(Page and application data records)
════
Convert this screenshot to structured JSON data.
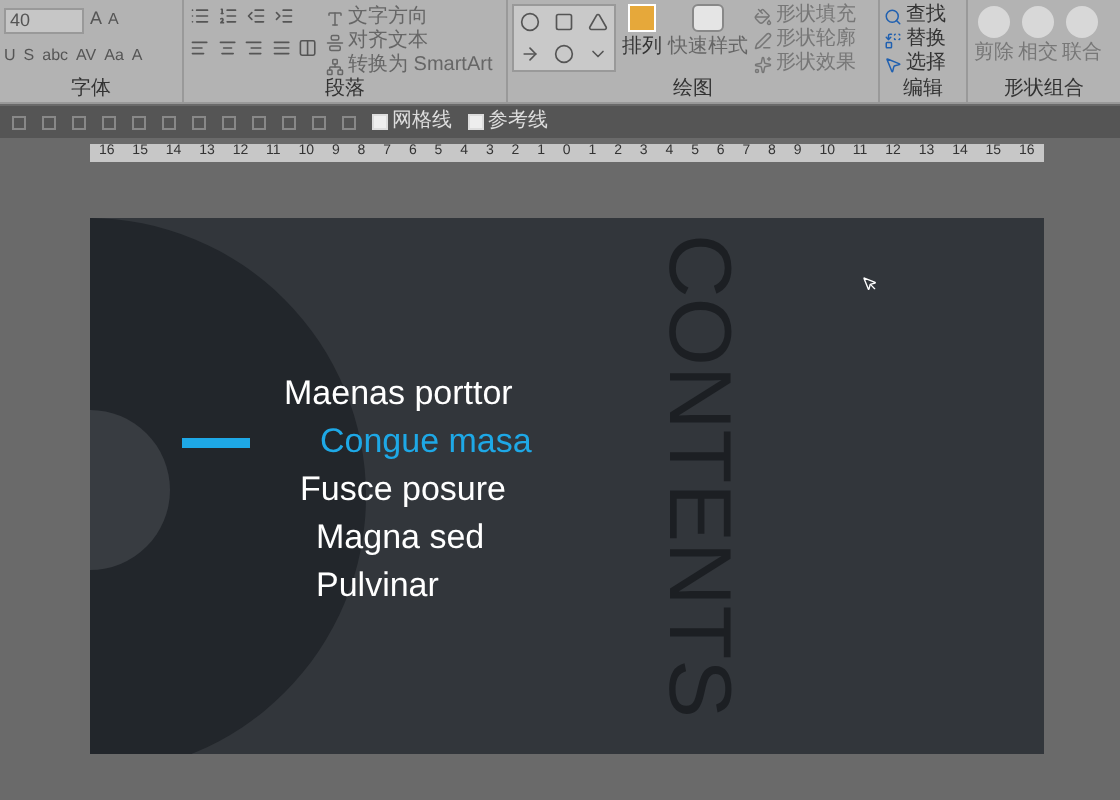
{
  "ribbon": {
    "font": {
      "label": "字体",
      "size": "40",
      "grow": "A",
      "shrink": "A",
      "buttons": [
        "U",
        "S",
        "abc",
        "AV",
        "Aa",
        "A"
      ]
    },
    "paragraph": {
      "label": "段落",
      "commands": [
        "文字方向",
        "对齐文本",
        "转换为 SmartArt"
      ]
    },
    "drawing": {
      "label": "绘图",
      "arrange": "排列",
      "quick_styles": "快速样式",
      "commands": [
        "形状填充",
        "形状轮廓",
        "形状效果"
      ]
    },
    "editing": {
      "label": "编辑",
      "commands": [
        "查找",
        "替换",
        "选择"
      ]
    },
    "merge": {
      "label": "形状组合",
      "commands": [
        "剪除",
        "相交",
        "联合"
      ]
    }
  },
  "toolbar": {
    "checkboxes": [
      {
        "label": "网格线",
        "checked": false
      },
      {
        "label": "参考线",
        "checked": false
      }
    ]
  },
  "ruler": [
    "16",
    "15",
    "14",
    "13",
    "12",
    "11",
    "10",
    "9",
    "8",
    "7",
    "6",
    "5",
    "4",
    "3",
    "2",
    "1",
    "0",
    "1",
    "2",
    "3",
    "4",
    "5",
    "6",
    "7",
    "8",
    "9",
    "10",
    "11",
    "12",
    "13",
    "14",
    "15",
    "16"
  ],
  "slide": {
    "title": "CONTENTS",
    "items": [
      {
        "label": "Maenas porttor",
        "selected": false
      },
      {
        "label": "Congue masa",
        "selected": true
      },
      {
        "label": "Fusce posure",
        "selected": false
      },
      {
        "label": "Magna sed",
        "selected": false
      },
      {
        "label": "Pulvinar",
        "selected": false
      }
    ]
  }
}
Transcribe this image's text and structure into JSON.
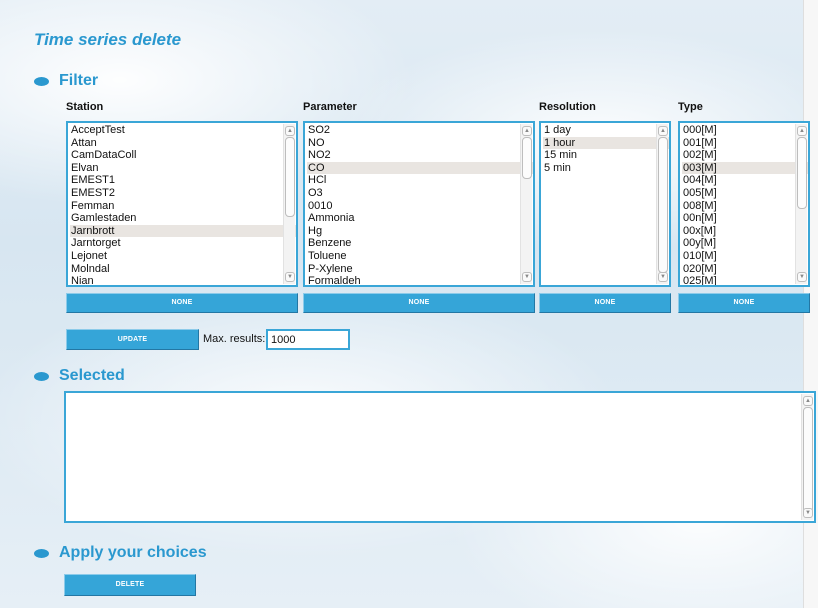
{
  "page": {
    "title": "Time series delete"
  },
  "filter": {
    "heading": "Filter",
    "columns": [
      {
        "label": "Station",
        "items": [
          "AcceptTest",
          "Attan",
          "CamDataColl",
          "Elvan",
          "EMEST1",
          "EMEST2",
          "Femman",
          "Gamlestaden",
          "Jarnbrott",
          "Jarntorget",
          "Lejonet",
          "Molndal",
          "Nian"
        ],
        "selected": "Jarnbrott",
        "none_label": "NONE"
      },
      {
        "label": "Parameter",
        "items": [
          "SO2",
          "NO",
          "NO2",
          "CO",
          "HCl",
          "O3",
          "0010",
          "Ammonia",
          "Hg",
          "Benzene",
          "Toluene",
          "P-Xylene",
          "Formaldeh"
        ],
        "selected": "CO",
        "none_label": "NONE"
      },
      {
        "label": "Resolution",
        "items": [
          "1 day",
          "1 hour",
          "15 min",
          "5 min"
        ],
        "selected": "1 hour",
        "none_label": "NONE"
      },
      {
        "label": "Type",
        "items": [
          "000[M]",
          "001[M]",
          "002[M]",
          "003[M]",
          "004[M]",
          "005[M]",
          "008[M]",
          "00n[M]",
          "00x[M]",
          "00y[M]",
          "010[M]",
          "020[M]",
          "025[M]"
        ],
        "selected": "003[M]",
        "none_label": "NONE"
      }
    ],
    "update_label": "UPDATE",
    "max_results_label": "Max. results:",
    "max_results_value": "1000"
  },
  "selected": {
    "heading": "Selected",
    "items": []
  },
  "apply": {
    "heading": "Apply your choices",
    "delete_label": "DELETE"
  }
}
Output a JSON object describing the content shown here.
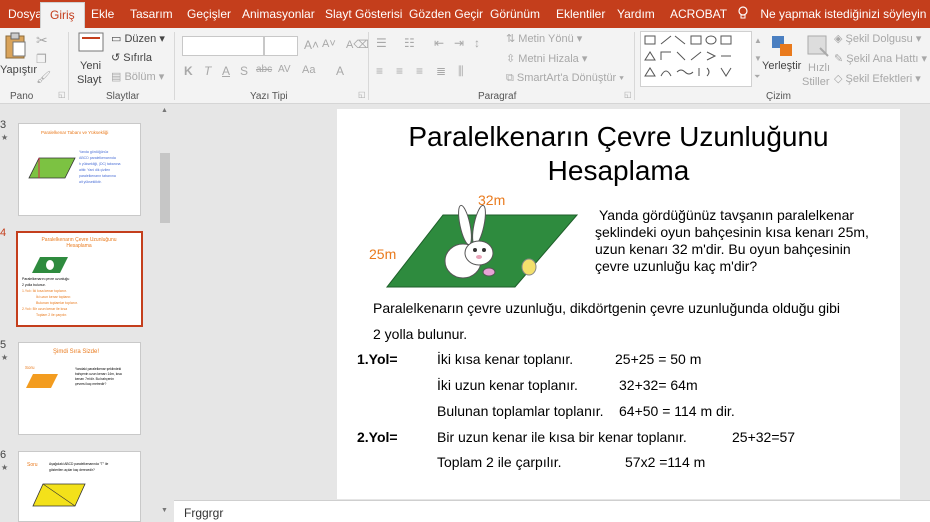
{
  "tabs": [
    "Dosya",
    "Giriş",
    "Ekle",
    "Tasarım",
    "Geçişler",
    "Animasyonlar",
    "Slayt Gösterisi",
    "Gözden Geçir",
    "Görünüm",
    "Eklentiler",
    "Yardım",
    "ACROBAT"
  ],
  "tell_me": "Ne yapmak istediğinizi söyleyin",
  "ribbon": {
    "paste": "Yapıştır",
    "new_slide_1": "Yeni",
    "new_slide_2": "Slayt",
    "layout": "Düzen",
    "reset": "Sıfırla",
    "section": "Bölüm",
    "font_buttons": [
      "K",
      "T",
      "A",
      "S",
      "AV",
      "Aa",
      "A"
    ],
    "text_direction": "Metin Yönü",
    "align_text": "Metni Hizala",
    "smartart": "SmartArt'a Dönüştür",
    "arrange": "Yerleştir",
    "quick_styles_1": "Hızlı",
    "quick_styles_2": "Stiller",
    "shape_fill": "Şekil Dolgusu",
    "shape_outline": "Şekil Ana Hattı",
    "shape_effects": "Şekil Efektleri",
    "groups": {
      "clipboard": "Pano",
      "slides": "Slaytlar",
      "font": "Yazı Tipi",
      "paragraph": "Paragraf",
      "drawing": "Çizim"
    }
  },
  "thumbnails": [
    {
      "num": "3",
      "title": "Paralelkenar Tabanı ve Yüksekliği",
      "lines": [
        "Yanda gördüğünüz",
        "ABCD paralelkenarında",
        "h yüksekliği, |DC| tabanına",
        "aittir. Yani dik çizilen",
        "paralelkenarın tabanına",
        "ait yüksekliktir."
      ]
    },
    {
      "num": "4",
      "title": "Paralelkenarın Çevre Uzunluğunu Hesaplama",
      "lines": [
        "Paralelkenarın çevre uzunluğu",
        "2 yolla bulunur.",
        "1.Yol=  İki kısa kenar toplanır.",
        "İki uzun kenar toplanır.",
        "Bulunan toplamlar toplanır.",
        "2.Yol=  Bir uzun kenar ile kısa",
        "Toplam 2 ile çarpılır."
      ]
    },
    {
      "num": "5",
      "title": "Şimdi Sıra Sizde!",
      "label": "Soru",
      "lines": [
        "Yandaki paralelkenar şeklindeki",
        "bahçenin uzun kenarı 14m, kısa",
        "kenarı 7m'dir. Bu bahçenin",
        "çevresi kaç metredir?"
      ]
    },
    {
      "num": "6",
      "label": "Soru",
      "lines": [
        "Aşağıdaki ABCD paralelkenarında \"T\" ile",
        "gösterilen açılar kaç derecedir?"
      ]
    }
  ],
  "slide": {
    "title_1": "Paralelkenarın Çevre Uzunluğunu",
    "title_2": "Hesaplama",
    "label_long": "32m",
    "label_short": "25m",
    "problem": [
      "Yanda gördüğünüz tavşanın paralelkenar",
      "şeklindeki oyun bahçesinin kısa kenarı 25m,",
      "uzun kenarı 32 m'dir. Bu oyun bahçesinin",
      "çevre uzunluğu kaç m'dir?"
    ],
    "intro_1": "Paralelkenarın çevre uzunluğu, dikdörtgenin çevre uzunluğunda olduğu gibi",
    "intro_2": "2 yolla  bulunur.",
    "way1": "1.Yol=",
    "way2": "2.Yol=",
    "steps1": [
      {
        "text": "İki kısa kenar toplanır.",
        "calc": "25+25 = 50 m"
      },
      {
        "text": "İki uzun kenar toplanır.",
        "calc": "32+32= 64m"
      },
      {
        "text": "Bulunan toplamlar toplanır.",
        "calc": "64+50 = 114 m dir."
      }
    ],
    "steps2": [
      {
        "text": "Bir uzun kenar ile kısa bir kenar toplanır.",
        "calc": "25+32=57"
      },
      {
        "text": "Toplam 2 ile çarpılır.",
        "calc": "57x2 =114 m"
      }
    ]
  },
  "notes": "Frggrgr",
  "colors": {
    "accent": "#c43e1c",
    "orange": "#e97a1d",
    "green": "#2e8b3e"
  }
}
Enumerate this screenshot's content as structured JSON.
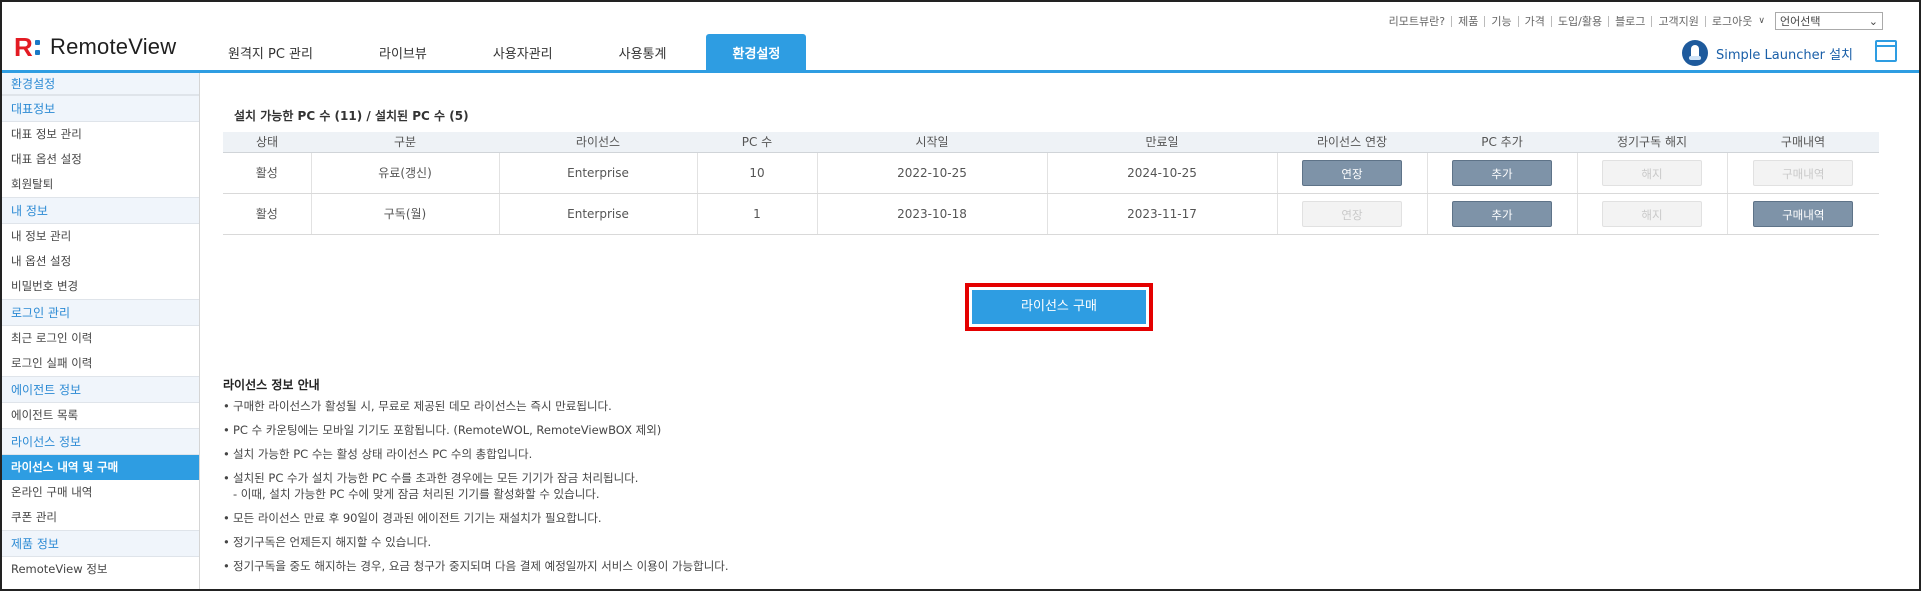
{
  "header": {
    "logo_text": "RemoteView",
    "top_links": [
      "리모트뷰란?",
      "제품",
      "기능",
      "가격",
      "도입/활용",
      "블로그",
      "고객지원",
      "로그아웃"
    ],
    "language_select": "언어선택",
    "nav_tabs": [
      "원격지 PC 관리",
      "라이브뷰",
      "사용자관리",
      "사용통계",
      "환경설정"
    ],
    "active_tab": "환경설정",
    "launcher_label": "Simple Launcher 설치"
  },
  "sidebar": {
    "title": "환경설정",
    "sections": [
      {
        "label": "대표정보",
        "items": [
          "대표 정보 관리",
          "대표 옵션 설정",
          "회원탈퇴"
        ]
      },
      {
        "label": "내 정보",
        "items": [
          "내 정보 관리",
          "내 옵션 설정",
          "비밀번호 변경"
        ]
      },
      {
        "label": "로그인 관리",
        "items": [
          "최근 로그인 이력",
          "로그인 실패 이력"
        ]
      },
      {
        "label": "에이전트 정보",
        "items": [
          "에이전트 목록"
        ]
      },
      {
        "label": "라이선스 정보",
        "items": [
          "라이선스 내역 및 구매",
          "온라인 구매 내역",
          "쿠폰 관리"
        ]
      },
      {
        "label": "제품 정보",
        "items": [
          "RemoteView 정보"
        ]
      }
    ],
    "active_item": "라이선스 내역 및 구매"
  },
  "main": {
    "summary": "설치 가능한 PC 수 (11) / 설치된 PC 수 (5)",
    "table": {
      "headers": [
        "상태",
        "구분",
        "라이선스",
        "PC 수",
        "시작일",
        "만료일",
        "라이선스 연장",
        "PC 추가",
        "정기구독 해지",
        "구매내역"
      ],
      "rows": [
        {
          "status": "활성",
          "type": "유료(갱신)",
          "license": "Enterprise",
          "pc_count": "10",
          "start": "2022-10-25",
          "end": "2024-10-25",
          "extend": {
            "label": "연장",
            "enabled": true
          },
          "add_pc": {
            "label": "추가",
            "enabled": true
          },
          "cancel": {
            "label": "해지",
            "enabled": false
          },
          "history": {
            "label": "구매내역",
            "enabled": false
          }
        },
        {
          "status": "활성",
          "type": "구독(월)",
          "license": "Enterprise",
          "pc_count": "1",
          "start": "2023-10-18",
          "end": "2023-11-17",
          "extend": {
            "label": "연장",
            "enabled": false
          },
          "add_pc": {
            "label": "추가",
            "enabled": true
          },
          "cancel": {
            "label": "해지",
            "enabled": false
          },
          "history": {
            "label": "구매내역",
            "enabled": true
          }
        }
      ]
    },
    "buy_button": "라이선스 구매",
    "guide_title": "라이선스 정보 안내",
    "guide": [
      "구매한 라이선스가 활성될 시, 무료로 제공된 데모 라이선스는 즉시 만료됩니다.",
      "PC 수 카운팅에는 모바일 기기도 포함됩니다. (RemoteWOL, RemoteViewBOX 제외)",
      "설치 가능한 PC 수는 활성 상태 라이선스 PC 수의 총합입니다.",
      "설치된 PC 수가 설치 가능한 PC 수를 초과한 경우에는 모든 기기가 잠금 처리됩니다.",
      "모든 라이선스 만료 후 90일이 경과된 에이전트 기기는 재설치가 필요합니다.",
      "정기구독은 언제든지 해지할 수 있습니다.",
      "정기구독을 중도 해지하는 경우, 요금 청구가 중지되며 다음 결제 예정일까지 서비스 이용이 가능합니다."
    ],
    "guide_sub": "- 이때, 설치 가능한 PC 수에 맞게 잠금 처리된 기기를 활성화할 수 있습니다."
  },
  "colors": {
    "accent": "#2e9de2",
    "brand_red": "#e31b23",
    "highlight_border": "#e40000",
    "button_active": "#7e93a8"
  }
}
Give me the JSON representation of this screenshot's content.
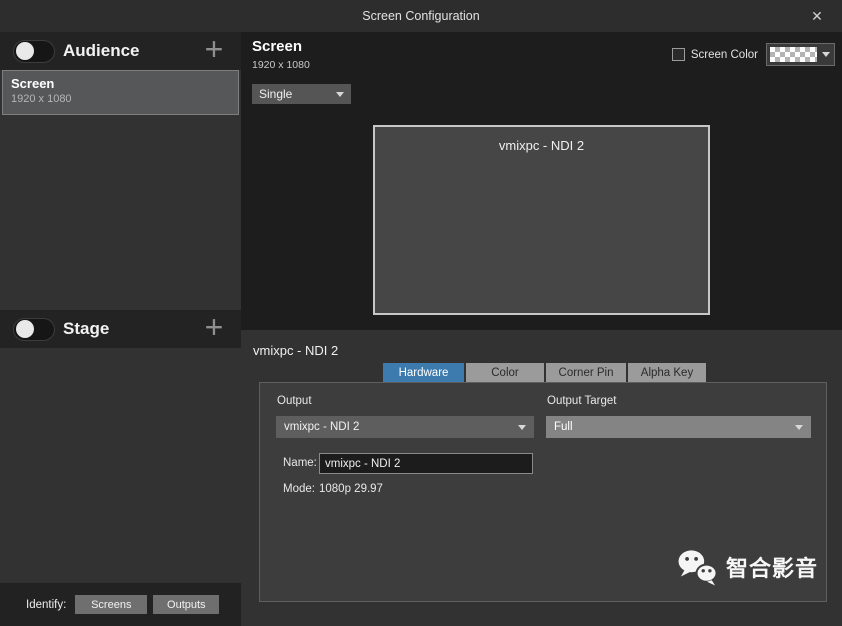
{
  "window": {
    "title": "Screen Configuration"
  },
  "icons": {
    "close": "✕",
    "add": "+"
  },
  "sidebar": {
    "audience": {
      "label": "Audience",
      "toggle_on": false
    },
    "stage": {
      "label": "Stage",
      "toggle_on": false
    },
    "screen_item": {
      "title": "Screen",
      "subtitle": "1920 x 1080",
      "selected": true
    },
    "identify": {
      "label": "Identify:",
      "screens_button": "Screens",
      "outputs_button": "Outputs"
    }
  },
  "main": {
    "header": {
      "title": "Screen",
      "subtitle": "1920 x 1080"
    },
    "screen_color": {
      "label": "Screen Color",
      "checked": false,
      "swatch": "transparent-checkerboard"
    },
    "layout_select": {
      "value": "Single"
    },
    "preview": {
      "label": "vmixpc - NDI 2"
    }
  },
  "output_section": {
    "title": "vmixpc - NDI 2",
    "tabs": [
      {
        "label": "Hardware",
        "active": true
      },
      {
        "label": "Color",
        "active": false
      },
      {
        "label": "Corner Pin",
        "active": false
      },
      {
        "label": "Alpha Key",
        "active": false
      }
    ],
    "output": {
      "label": "Output",
      "value": "vmixpc - NDI 2"
    },
    "output_target": {
      "label": "Output Target",
      "value": "Full"
    },
    "name": {
      "label": "Name:",
      "value": "vmixpc - NDI 2"
    },
    "mode": {
      "label": "Mode:",
      "value": "1080p 29.97"
    }
  },
  "watermark": {
    "text": "智合影音"
  },
  "colors": {
    "tab_active": "#3d7aad",
    "panel_bg": "#3d3d3d",
    "sidebar_bg": "#323232",
    "titlebar_bg": "#2d2d2d",
    "selected_item_bg": "#565758"
  }
}
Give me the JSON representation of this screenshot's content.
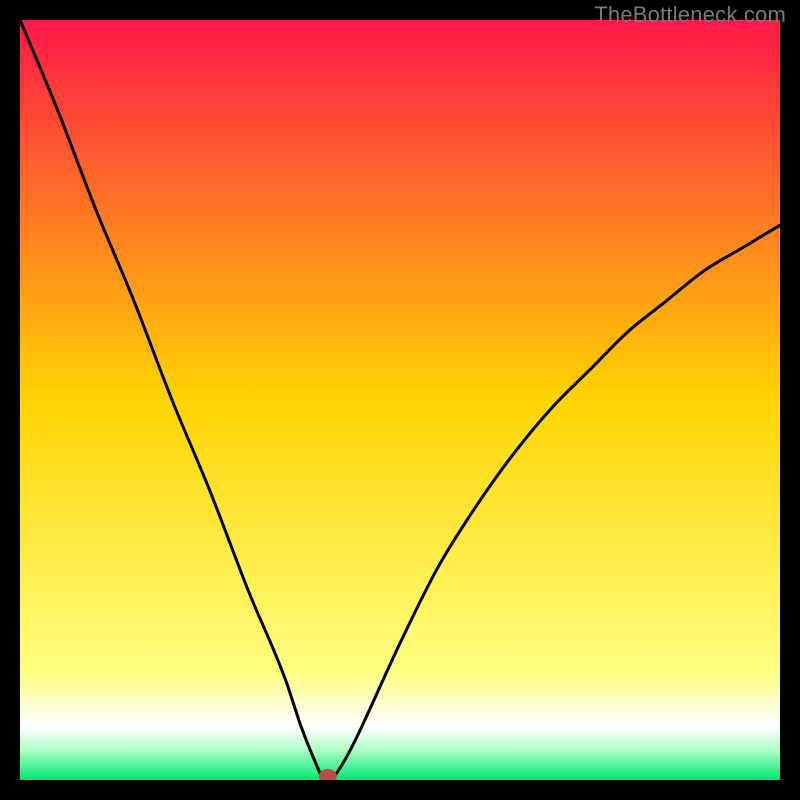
{
  "watermark": "TheBottleneck.com",
  "chart_data": {
    "type": "line",
    "title": "",
    "xlabel": "",
    "ylabel": "",
    "xlim": [
      0,
      100
    ],
    "ylim": [
      0,
      100
    ],
    "grid": false,
    "series": [
      {
        "name": "bottleneck-curve",
        "x": [
          0,
          5,
          10,
          15,
          20,
          25,
          30,
          33,
          35,
          37,
          39,
          40,
          41,
          44,
          50,
          55,
          60,
          65,
          70,
          75,
          80,
          85,
          90,
          95,
          100
        ],
        "y": [
          100,
          88,
          75,
          63,
          50,
          38,
          25,
          18,
          13,
          7,
          2,
          0,
          0,
          5,
          18,
          28,
          36,
          43,
          49,
          54,
          59,
          63,
          67,
          70,
          73
        ]
      }
    ],
    "marker": {
      "x": 40.5,
      "y": 0
    },
    "gradient_stops": [
      {
        "pos": 0.0,
        "color": "#ff1848"
      },
      {
        "pos": 0.5,
        "color": "#ffd400"
      },
      {
        "pos": 0.86,
        "color": "#ffff80"
      },
      {
        "pos": 0.9,
        "color": "#fbffd0"
      },
      {
        "pos": 0.93,
        "color": "#ffffff"
      },
      {
        "pos": 0.96,
        "color": "#b0ffc8"
      },
      {
        "pos": 1.0,
        "color": "#00e870"
      }
    ]
  }
}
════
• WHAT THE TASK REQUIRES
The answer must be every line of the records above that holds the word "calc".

• RESPONSE TO THE EXERCISE
        "calc": "25+25 = 50 m"
        "calc": "32+32= 64m"
        "calc": "64+50 = 114 m dir."
        "calc": "25+32=57"
        "calc": "57x2 =114 m"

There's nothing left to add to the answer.